=== Your assignment ===
Scan the entries below and return each line that contains "screenshot".

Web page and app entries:
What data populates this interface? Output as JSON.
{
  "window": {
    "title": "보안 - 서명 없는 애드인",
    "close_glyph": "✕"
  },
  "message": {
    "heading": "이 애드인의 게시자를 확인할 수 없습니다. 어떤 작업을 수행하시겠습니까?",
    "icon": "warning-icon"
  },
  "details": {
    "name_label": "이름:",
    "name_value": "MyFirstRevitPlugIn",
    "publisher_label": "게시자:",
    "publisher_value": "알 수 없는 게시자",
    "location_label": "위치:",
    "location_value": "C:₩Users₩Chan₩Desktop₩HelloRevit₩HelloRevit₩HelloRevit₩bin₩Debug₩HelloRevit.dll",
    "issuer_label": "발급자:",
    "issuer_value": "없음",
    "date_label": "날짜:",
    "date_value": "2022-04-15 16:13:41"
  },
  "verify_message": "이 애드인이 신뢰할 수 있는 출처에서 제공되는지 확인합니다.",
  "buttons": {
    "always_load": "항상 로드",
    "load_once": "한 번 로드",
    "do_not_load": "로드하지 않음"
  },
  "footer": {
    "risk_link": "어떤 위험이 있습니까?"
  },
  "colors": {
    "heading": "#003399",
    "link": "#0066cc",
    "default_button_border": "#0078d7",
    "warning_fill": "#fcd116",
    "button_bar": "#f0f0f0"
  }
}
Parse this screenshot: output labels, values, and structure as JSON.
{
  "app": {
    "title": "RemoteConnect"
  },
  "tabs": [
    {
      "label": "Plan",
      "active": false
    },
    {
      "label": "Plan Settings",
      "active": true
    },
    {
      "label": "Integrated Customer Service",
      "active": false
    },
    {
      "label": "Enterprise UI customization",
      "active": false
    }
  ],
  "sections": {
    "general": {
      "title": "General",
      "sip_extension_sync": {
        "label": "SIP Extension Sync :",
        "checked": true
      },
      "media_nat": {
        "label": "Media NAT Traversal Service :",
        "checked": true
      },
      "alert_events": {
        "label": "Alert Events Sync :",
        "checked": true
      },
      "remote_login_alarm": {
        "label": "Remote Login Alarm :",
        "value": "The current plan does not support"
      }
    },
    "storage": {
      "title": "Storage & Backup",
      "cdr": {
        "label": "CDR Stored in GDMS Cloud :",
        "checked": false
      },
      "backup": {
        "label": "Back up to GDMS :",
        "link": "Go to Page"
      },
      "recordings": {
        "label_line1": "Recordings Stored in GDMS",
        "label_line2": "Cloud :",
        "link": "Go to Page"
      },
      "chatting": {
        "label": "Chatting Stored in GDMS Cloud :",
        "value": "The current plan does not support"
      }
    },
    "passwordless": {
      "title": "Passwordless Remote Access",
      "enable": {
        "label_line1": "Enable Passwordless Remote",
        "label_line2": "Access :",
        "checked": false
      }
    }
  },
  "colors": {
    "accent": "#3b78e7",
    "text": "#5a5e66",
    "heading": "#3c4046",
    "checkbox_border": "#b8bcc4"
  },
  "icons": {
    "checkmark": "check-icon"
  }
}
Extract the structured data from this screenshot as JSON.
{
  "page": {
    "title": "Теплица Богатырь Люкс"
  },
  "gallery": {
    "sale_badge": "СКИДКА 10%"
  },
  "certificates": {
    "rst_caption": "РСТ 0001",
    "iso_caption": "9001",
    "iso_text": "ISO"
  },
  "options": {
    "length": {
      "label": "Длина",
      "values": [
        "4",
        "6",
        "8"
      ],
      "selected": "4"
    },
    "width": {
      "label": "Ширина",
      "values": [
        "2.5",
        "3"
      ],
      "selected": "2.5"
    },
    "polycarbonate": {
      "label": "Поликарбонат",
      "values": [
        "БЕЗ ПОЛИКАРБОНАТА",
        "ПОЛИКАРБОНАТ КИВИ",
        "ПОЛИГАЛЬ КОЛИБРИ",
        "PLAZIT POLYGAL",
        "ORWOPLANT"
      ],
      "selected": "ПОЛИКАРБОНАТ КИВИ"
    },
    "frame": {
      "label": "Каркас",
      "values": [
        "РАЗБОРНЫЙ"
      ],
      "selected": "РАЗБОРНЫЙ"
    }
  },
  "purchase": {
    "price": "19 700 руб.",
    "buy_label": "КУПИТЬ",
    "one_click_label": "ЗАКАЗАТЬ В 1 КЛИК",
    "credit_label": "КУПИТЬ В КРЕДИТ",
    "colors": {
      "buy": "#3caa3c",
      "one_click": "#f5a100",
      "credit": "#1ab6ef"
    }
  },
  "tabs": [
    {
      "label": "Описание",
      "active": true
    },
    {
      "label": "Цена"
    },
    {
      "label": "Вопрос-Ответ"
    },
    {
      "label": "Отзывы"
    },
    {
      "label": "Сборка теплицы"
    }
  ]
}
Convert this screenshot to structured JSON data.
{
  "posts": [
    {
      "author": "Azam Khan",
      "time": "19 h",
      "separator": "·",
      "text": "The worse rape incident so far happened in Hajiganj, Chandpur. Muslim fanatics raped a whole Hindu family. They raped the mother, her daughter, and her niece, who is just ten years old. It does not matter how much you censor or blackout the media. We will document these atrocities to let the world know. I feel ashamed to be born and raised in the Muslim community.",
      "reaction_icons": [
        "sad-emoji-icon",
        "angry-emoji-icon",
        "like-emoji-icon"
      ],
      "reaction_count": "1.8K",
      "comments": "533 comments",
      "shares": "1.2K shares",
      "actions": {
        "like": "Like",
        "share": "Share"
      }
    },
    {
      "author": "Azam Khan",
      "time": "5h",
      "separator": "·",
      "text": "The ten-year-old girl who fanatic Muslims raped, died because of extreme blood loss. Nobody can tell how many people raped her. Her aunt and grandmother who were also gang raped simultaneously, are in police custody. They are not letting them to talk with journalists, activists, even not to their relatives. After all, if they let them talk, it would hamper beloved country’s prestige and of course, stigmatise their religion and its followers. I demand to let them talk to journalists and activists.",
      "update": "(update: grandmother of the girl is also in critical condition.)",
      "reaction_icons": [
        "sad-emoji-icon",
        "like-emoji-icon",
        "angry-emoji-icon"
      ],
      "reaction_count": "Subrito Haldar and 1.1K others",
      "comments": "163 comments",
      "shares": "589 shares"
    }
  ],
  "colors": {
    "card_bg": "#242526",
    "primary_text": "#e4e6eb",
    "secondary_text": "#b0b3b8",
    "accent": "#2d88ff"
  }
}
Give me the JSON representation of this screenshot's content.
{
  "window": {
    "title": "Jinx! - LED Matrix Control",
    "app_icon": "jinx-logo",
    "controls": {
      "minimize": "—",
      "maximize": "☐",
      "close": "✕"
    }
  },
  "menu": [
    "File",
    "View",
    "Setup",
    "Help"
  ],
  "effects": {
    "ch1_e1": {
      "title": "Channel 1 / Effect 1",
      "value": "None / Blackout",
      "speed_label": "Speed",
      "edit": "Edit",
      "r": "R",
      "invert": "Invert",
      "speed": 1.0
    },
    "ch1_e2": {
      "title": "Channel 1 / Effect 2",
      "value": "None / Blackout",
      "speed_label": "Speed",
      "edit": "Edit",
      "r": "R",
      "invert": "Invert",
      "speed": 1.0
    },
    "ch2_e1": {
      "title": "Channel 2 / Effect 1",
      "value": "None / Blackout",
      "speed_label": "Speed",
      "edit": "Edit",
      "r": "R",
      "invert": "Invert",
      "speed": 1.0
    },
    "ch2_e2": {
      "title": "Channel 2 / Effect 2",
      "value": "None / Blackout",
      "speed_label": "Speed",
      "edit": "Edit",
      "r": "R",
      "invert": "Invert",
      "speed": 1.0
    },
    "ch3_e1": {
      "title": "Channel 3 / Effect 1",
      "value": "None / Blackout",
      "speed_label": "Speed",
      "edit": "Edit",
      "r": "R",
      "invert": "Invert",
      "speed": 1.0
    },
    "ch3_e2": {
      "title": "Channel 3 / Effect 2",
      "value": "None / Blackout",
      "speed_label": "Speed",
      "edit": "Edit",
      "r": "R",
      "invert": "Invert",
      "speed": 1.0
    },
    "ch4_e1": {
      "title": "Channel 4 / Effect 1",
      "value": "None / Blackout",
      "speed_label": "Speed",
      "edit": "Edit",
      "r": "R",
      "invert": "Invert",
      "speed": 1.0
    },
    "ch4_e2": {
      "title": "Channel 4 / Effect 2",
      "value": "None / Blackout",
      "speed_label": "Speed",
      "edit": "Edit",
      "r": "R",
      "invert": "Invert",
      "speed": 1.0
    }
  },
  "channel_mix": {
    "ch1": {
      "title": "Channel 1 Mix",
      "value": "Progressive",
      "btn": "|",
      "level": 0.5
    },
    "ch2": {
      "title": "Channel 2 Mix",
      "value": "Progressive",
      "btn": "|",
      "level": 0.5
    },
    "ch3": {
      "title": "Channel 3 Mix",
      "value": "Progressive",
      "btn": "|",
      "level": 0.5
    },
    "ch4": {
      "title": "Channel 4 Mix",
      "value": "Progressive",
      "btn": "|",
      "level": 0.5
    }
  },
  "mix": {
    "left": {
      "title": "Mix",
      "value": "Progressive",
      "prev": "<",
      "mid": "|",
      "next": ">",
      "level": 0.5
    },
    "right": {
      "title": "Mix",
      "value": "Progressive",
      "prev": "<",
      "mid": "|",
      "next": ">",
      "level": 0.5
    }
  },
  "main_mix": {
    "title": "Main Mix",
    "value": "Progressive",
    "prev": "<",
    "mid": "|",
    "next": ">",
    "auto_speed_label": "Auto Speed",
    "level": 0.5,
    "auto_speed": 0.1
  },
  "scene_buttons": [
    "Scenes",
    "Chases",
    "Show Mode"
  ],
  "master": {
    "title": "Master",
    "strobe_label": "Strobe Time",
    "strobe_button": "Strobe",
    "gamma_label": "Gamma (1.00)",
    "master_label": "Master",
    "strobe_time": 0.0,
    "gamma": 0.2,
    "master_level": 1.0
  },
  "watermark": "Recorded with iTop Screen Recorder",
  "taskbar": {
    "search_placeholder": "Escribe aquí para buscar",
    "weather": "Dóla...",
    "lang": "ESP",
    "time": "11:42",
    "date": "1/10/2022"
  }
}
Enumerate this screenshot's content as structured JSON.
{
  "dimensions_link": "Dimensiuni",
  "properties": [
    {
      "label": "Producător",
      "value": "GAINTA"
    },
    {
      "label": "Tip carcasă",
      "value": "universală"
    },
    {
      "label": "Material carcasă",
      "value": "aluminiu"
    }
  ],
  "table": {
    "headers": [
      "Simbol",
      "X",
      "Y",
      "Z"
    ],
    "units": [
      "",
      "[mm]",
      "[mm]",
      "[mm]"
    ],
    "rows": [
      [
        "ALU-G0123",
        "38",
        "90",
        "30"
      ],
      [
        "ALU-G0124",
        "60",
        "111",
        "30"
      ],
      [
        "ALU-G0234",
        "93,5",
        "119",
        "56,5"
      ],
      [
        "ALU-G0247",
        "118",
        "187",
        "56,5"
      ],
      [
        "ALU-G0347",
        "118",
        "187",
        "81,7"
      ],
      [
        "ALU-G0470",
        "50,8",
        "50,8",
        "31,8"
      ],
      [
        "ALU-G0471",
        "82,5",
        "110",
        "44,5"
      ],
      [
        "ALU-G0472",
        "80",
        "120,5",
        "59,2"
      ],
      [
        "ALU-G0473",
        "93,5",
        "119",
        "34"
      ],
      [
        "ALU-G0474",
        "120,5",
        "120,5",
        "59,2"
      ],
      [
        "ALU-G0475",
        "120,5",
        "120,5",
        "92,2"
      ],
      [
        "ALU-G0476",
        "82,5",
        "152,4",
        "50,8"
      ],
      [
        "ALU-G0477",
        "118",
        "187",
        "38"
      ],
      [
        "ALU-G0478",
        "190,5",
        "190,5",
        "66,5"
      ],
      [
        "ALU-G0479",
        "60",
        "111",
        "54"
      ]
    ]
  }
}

=== Problem solution ===
Parse this screenshot: output labels, values, and structure as JSON.
Extract the structured data from this screenshot as JSON.
Convert this screenshot to structured JSON data.
Give me the JSON representation of this screenshot's content.
Enumerate this screenshot's content as structured JSON.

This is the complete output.